** WHAT IS BEING ASKED **
If a line in the entries below includes "рейтинг", pick it out and copy it.

** ENTRIES PROVIDED **

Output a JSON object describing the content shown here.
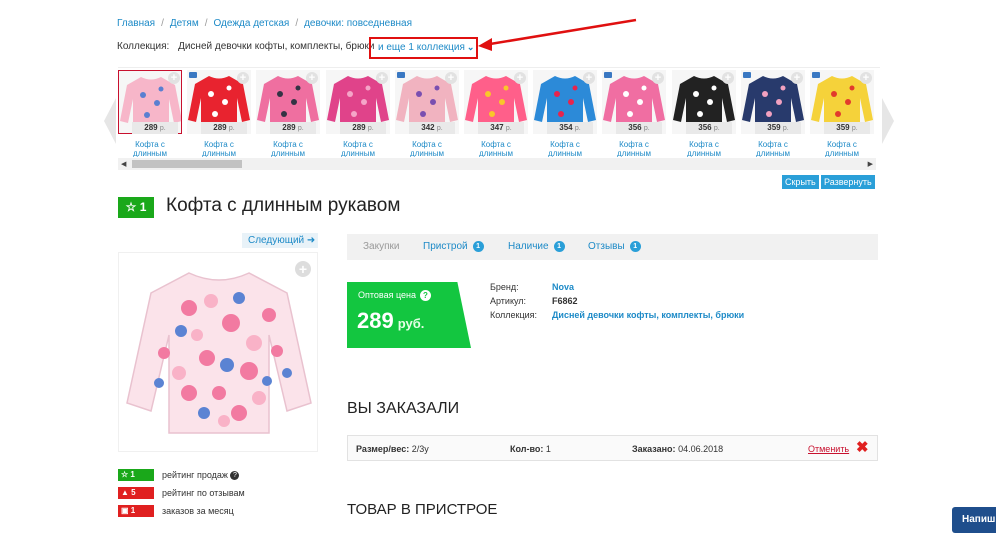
{
  "breadcrumb": [
    "Главная",
    "Детям",
    "Одежда детская",
    "девочки: повседневная"
  ],
  "collection": {
    "label": "Коллекция:",
    "name": "Дисней девочки кофты, комплекты, брюки",
    "more": "и еще 1 коллекция"
  },
  "carousel": {
    "items": [
      {
        "price": "289",
        "currency": "р.",
        "caption": "Кофта с длинным",
        "colors": [
          "#f7b6c9",
          "#5a7fd1"
        ],
        "active": true
      },
      {
        "price": "289",
        "currency": "р.",
        "caption": "Кофта с длинным",
        "colors": [
          "#e8232f",
          "#ffffff"
        ],
        "active": false
      },
      {
        "price": "289",
        "currency": "р.",
        "caption": "Кофта с длинным",
        "colors": [
          "#ef6fa0",
          "#333344"
        ],
        "active": false
      },
      {
        "price": "289",
        "currency": "р.",
        "caption": "Кофта с длинным",
        "colors": [
          "#e0438a",
          "#f5a5c8"
        ],
        "active": false
      },
      {
        "price": "342",
        "currency": "р.",
        "caption": "Кофта с длинным",
        "colors": [
          "#f1b3c0",
          "#7a4fb0"
        ],
        "active": false
      },
      {
        "price": "347",
        "currency": "р.",
        "caption": "Кофта с длинным",
        "colors": [
          "#ff5f8a",
          "#f9c62a"
        ],
        "active": false
      },
      {
        "price": "354",
        "currency": "р.",
        "caption": "Кофта с длинным",
        "colors": [
          "#2c8ad8",
          "#e8244d"
        ],
        "active": false
      },
      {
        "price": "356",
        "currency": "р.",
        "caption": "Кофта с длинным",
        "colors": [
          "#f06ea2",
          "#ffffff"
        ],
        "active": false
      },
      {
        "price": "356",
        "currency": "р.",
        "caption": "Кофта с длинным",
        "colors": [
          "#222222",
          "#ffffff"
        ],
        "active": false
      },
      {
        "price": "359",
        "currency": "р.",
        "caption": "Кофта с длинным",
        "colors": [
          "#283a6c",
          "#f2a1c0"
        ],
        "active": false
      },
      {
        "price": "359",
        "currency": "р.",
        "caption": "Кофта с длинным",
        "colors": [
          "#f5d23a",
          "#e23a2c"
        ],
        "active": false
      }
    ],
    "hide_label": "Скрыть",
    "expand_label": "Развернуть"
  },
  "product": {
    "badge": "1",
    "title": "Кофта с длинным рукавом",
    "next_label": "Следующий"
  },
  "tabs": [
    {
      "label": "Закупки",
      "count": null,
      "muted": true
    },
    {
      "label": "Пристрой",
      "count": "1"
    },
    {
      "label": "Наличие",
      "count": "1"
    },
    {
      "label": "Отзывы",
      "count": "1"
    }
  ],
  "price": {
    "label": "Оптовая цена",
    "value": "289",
    "currency": "руб."
  },
  "meta": {
    "brand_label": "Бренд:",
    "brand": "Nova",
    "article_label": "Артикул:",
    "article": "F6862",
    "collection_label": "Коллекция:",
    "collection": "Дисней девочки кофты, комплекты, брюки"
  },
  "stats": [
    {
      "value": "1",
      "label": "рейтинг продаж",
      "color": "#1aa81a",
      "icon": "star-icon"
    },
    {
      "value": "5",
      "label": "рейтинг по отзывам",
      "color": "#e02020",
      "icon": "thumbs-up-icon"
    },
    {
      "value": "1",
      "label": "заказов за месяц",
      "color": "#e02020",
      "icon": "basket-icon"
    }
  ],
  "ordered": {
    "heading": "ВЫ ЗАКАЗАЛИ",
    "size_label": "Размер/вес:",
    "size": "2/3y",
    "qty_label": "Кол-во:",
    "qty": "1",
    "date_label": "Заказано:",
    "date": "04.06.2018",
    "cancel": "Отменить"
  },
  "pristroy_heading": "ТОВАР В ПРИСТРОЕ",
  "chat_button": "Напиш"
}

** WRITTEN RESPONSE **
      "label": "рейтинг продаж",
      "label": "рейтинг по отзывам",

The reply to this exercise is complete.